Input data
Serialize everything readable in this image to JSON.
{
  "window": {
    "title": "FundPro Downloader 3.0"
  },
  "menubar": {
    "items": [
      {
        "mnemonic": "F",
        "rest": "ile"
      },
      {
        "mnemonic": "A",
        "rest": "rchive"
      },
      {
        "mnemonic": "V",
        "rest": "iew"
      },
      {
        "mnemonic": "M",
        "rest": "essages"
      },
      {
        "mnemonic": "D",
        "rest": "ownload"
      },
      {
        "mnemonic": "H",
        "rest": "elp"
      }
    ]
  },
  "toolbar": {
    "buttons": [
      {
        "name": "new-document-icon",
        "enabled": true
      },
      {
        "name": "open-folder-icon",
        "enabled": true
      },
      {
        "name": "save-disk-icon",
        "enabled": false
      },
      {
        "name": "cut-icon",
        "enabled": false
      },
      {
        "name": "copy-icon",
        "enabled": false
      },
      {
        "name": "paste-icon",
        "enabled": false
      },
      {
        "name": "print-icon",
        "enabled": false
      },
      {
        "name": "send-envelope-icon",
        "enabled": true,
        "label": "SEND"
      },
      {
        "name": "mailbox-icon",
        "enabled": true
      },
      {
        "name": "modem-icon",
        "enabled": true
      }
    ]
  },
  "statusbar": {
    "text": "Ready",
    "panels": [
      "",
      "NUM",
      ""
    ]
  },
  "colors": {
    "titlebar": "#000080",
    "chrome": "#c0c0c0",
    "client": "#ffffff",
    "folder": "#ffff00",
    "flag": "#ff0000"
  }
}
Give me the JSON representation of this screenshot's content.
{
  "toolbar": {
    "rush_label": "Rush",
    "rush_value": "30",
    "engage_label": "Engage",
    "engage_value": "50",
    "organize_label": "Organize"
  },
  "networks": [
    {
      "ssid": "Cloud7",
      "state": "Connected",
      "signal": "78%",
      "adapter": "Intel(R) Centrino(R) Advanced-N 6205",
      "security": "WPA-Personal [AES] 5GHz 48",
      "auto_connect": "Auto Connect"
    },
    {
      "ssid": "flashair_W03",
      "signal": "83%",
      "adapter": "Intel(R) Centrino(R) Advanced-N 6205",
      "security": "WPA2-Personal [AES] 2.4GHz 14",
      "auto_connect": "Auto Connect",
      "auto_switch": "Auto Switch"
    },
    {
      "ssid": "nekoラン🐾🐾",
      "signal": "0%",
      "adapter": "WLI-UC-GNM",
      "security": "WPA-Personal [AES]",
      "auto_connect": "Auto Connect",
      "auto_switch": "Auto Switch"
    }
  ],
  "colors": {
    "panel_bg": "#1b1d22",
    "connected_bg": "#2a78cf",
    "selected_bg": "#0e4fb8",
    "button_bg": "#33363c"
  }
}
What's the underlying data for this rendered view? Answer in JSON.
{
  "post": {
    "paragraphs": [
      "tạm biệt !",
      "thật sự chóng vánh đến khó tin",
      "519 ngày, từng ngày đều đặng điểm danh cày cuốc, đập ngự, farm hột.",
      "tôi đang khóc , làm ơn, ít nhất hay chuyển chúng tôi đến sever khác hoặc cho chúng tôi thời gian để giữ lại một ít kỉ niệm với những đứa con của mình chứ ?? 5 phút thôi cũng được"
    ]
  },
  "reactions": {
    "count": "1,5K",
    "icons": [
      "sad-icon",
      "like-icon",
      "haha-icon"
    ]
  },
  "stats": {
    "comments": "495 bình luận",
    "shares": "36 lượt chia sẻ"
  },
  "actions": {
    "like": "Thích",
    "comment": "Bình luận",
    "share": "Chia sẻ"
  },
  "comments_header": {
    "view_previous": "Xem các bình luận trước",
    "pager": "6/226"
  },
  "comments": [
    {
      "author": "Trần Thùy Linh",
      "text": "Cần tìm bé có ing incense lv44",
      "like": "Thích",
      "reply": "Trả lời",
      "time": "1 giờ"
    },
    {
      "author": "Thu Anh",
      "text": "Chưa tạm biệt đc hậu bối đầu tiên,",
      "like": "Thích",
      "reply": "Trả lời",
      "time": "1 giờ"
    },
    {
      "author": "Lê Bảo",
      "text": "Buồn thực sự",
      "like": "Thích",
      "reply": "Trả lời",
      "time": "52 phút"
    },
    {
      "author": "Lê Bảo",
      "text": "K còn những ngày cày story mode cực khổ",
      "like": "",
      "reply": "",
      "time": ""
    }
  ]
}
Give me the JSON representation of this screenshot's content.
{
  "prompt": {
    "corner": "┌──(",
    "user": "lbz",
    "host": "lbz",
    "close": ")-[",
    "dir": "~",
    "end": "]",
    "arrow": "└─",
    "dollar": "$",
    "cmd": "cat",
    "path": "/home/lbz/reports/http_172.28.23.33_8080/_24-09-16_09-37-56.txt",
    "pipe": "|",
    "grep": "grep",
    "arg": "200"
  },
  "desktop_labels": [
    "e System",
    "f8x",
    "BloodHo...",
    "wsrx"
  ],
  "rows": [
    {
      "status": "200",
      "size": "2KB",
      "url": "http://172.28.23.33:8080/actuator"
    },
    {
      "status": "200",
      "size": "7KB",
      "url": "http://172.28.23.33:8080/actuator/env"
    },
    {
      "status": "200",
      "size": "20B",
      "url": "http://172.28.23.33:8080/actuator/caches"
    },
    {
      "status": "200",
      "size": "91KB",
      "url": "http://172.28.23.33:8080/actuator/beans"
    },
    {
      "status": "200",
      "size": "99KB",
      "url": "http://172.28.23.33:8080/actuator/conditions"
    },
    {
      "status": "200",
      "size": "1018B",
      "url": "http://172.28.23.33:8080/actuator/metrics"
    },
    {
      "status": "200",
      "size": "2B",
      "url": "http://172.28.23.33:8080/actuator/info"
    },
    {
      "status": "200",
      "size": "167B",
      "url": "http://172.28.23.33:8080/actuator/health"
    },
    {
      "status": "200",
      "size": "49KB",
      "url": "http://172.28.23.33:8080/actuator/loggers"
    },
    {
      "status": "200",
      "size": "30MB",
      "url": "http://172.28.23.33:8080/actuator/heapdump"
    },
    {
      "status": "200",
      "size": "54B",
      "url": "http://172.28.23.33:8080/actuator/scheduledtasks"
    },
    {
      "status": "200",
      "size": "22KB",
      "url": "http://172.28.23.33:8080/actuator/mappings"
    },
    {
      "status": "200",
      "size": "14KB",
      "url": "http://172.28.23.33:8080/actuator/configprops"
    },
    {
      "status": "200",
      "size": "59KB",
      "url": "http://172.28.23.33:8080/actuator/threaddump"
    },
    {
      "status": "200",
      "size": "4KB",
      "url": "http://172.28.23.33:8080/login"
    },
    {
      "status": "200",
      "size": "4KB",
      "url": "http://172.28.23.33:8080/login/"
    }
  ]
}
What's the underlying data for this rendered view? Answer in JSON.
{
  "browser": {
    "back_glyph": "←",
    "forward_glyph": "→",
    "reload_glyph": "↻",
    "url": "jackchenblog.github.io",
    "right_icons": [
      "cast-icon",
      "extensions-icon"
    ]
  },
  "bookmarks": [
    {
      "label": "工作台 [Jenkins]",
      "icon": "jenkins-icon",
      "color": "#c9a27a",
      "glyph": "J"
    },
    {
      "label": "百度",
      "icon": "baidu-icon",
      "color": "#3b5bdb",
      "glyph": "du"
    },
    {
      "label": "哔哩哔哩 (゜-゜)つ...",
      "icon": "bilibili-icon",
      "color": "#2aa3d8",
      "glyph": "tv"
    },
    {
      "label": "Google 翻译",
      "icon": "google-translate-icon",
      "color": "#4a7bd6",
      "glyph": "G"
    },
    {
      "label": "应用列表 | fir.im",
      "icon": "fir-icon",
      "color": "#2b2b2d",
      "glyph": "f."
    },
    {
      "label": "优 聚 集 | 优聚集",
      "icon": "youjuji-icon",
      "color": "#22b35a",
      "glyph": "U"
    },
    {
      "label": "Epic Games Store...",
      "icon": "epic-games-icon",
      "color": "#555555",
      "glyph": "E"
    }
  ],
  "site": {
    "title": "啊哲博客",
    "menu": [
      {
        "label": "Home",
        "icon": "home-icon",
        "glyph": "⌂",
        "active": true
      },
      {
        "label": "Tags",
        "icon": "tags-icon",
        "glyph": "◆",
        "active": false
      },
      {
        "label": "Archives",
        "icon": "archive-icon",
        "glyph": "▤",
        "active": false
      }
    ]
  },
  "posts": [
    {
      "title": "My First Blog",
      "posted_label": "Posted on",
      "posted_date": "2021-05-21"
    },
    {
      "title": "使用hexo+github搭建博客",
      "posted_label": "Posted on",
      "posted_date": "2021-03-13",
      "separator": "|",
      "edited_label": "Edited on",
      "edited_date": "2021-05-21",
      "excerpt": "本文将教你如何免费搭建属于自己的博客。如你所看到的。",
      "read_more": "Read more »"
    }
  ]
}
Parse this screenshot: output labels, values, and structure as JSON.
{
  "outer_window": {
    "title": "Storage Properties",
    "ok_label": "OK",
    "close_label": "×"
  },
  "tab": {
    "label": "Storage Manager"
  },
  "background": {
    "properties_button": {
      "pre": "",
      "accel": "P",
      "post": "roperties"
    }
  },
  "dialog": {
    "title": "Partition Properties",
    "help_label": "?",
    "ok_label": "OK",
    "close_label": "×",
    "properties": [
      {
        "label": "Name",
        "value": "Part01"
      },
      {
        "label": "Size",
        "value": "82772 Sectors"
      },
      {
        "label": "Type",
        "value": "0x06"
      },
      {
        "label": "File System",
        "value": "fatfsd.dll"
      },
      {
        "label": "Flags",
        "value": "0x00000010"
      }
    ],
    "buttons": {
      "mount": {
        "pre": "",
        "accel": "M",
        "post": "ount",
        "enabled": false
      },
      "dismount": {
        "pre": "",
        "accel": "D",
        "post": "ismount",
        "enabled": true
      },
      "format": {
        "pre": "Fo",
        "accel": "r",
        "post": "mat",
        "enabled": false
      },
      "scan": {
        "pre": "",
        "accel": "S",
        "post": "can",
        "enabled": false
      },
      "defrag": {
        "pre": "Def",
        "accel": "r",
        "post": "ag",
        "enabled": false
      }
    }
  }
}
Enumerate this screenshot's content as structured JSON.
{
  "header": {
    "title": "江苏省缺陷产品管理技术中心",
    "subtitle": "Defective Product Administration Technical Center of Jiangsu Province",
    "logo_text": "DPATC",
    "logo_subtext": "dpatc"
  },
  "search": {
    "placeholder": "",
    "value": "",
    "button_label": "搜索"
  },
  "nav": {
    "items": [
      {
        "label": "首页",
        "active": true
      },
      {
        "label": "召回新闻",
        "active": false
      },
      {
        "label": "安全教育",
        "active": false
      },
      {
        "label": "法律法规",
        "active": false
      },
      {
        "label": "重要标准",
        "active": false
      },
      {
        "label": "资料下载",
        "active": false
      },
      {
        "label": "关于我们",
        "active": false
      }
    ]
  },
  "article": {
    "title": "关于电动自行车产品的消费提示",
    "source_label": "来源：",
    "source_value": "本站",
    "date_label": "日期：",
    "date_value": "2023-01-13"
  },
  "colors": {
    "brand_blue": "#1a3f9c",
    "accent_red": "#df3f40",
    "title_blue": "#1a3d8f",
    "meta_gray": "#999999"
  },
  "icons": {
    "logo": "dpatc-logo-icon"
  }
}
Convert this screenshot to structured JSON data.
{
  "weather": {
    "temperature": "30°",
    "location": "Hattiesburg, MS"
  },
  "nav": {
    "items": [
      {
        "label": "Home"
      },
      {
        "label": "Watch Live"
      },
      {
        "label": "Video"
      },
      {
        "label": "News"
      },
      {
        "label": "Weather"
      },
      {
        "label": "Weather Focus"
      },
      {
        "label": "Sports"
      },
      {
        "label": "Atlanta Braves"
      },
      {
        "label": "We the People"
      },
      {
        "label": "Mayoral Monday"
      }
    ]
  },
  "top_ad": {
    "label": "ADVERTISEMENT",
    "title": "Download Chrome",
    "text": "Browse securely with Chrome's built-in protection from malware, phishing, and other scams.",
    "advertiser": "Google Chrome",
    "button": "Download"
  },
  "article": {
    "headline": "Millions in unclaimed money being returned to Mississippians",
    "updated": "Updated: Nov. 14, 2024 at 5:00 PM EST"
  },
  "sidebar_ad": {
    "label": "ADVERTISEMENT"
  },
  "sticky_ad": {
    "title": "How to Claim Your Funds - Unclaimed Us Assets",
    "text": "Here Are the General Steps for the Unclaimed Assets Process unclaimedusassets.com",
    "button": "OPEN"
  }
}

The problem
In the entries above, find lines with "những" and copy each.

Response below
      "tôi đang khóc , làm ơn, ít nhất hay chuyển chúng tôi đến sever khác hoặc cho chúng tôi thời gian để giữ lại một ít kỉ niệm với những đứa con của mình chứ ?? 5 phút thôi cũng được"
      "text": "K còn những ngày cày story mode cực khổ",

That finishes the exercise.